One of the most salient features of comfort food is how personal it is. The Milanese designer Valentino once described his perfect meal, and it wasn't any of the elaborate dishes with luxury ingredients you might expect from a multimillionaire purveyor of outrageously expensive dresses: His perfect meal was a Roman bean stew. Every Italian that I know believes that the best food in the world comes from about a mile from where he or she was born—a specific kind of soft cheese or a pasta with just-caught squid in its own ink. The food that really satisfies us is basic but prepared just so: Even a peanut butter sandwich can be unspeakably comforting if it's made the way you've always liked it.
Comfort food on most menus makes chefs' jobs easier, giving them cover to cook with lots of fat. But fatty foods ultimately makes us feel worse, more anxious, less satisfied. A lot of this fancy comfort food is actually closer to country-fair food: deep-fried Pepsi or bacon-wrapped turkey legs. The carny connection picks up speed as the trend trickles down, reaching rock bottom with something like KFC's Double Down—cheese and bacon sandwiched between two pieces of fried chicken instead of a bun.
I recently ate a hundred-dollar burger at the newly opened M:brgr in Toronto: two slabs of Kobe beef, with brie, piave del vecchio cheese, truffle carpaccio, and honey-truffle aioli, so big it would have required pythonlike jaw dislocation to consume. You know how it tasted? Pretty good.

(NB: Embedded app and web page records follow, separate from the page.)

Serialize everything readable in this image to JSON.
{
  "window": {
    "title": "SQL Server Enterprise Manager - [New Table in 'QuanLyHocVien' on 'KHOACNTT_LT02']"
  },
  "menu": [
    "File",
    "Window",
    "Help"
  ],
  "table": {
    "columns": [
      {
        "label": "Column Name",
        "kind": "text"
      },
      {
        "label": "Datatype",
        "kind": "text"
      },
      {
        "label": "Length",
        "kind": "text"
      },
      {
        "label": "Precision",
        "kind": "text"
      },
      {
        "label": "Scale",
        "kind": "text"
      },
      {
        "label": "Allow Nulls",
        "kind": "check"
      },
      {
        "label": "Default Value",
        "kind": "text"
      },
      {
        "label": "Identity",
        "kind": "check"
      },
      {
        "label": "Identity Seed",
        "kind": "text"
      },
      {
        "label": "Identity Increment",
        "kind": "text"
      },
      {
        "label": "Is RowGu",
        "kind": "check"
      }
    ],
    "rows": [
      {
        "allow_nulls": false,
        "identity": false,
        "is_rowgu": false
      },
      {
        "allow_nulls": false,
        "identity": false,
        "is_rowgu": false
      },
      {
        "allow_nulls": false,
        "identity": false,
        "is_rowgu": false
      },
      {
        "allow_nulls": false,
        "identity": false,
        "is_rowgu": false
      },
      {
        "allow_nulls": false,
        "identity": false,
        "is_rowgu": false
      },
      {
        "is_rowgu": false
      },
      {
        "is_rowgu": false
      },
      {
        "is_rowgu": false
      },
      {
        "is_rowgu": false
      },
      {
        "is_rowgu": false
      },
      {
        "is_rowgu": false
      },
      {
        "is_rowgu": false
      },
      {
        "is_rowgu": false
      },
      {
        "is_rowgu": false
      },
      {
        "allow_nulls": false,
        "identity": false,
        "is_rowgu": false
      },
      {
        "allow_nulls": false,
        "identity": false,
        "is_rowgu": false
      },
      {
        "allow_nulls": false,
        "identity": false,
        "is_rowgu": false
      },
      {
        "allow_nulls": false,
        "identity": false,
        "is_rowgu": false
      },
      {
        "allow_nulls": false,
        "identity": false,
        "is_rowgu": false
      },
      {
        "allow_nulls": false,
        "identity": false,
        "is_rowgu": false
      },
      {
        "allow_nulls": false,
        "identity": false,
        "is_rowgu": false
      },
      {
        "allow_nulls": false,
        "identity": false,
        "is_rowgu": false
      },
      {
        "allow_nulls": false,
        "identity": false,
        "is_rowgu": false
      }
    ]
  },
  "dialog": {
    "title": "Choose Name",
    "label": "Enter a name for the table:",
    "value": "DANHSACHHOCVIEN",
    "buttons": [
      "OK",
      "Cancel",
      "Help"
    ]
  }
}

But not even in the same league as the burgers made with onion soup powder I used to eat at the lake with my cousins.
The comfort-food craze does hint at an understanding that cooking with love is just as important as cooking with brains, and that realization—particularly among celebrity chefs and the foodies who shape wider attitudes toward food in America—is loaded with potential. Love is often right at the heart of the acts of cooking and of eating. It may not be the place of a restaurant to tell us why stewed rhubarb cooked by someone we love tastes better than duck confit cooked by a French genius. Thinking about the true meaning of "comfort" in the comfort-food idea takes us to an even deeper, more meaningful place, where food truly made with love nourishes the soul as much as the body.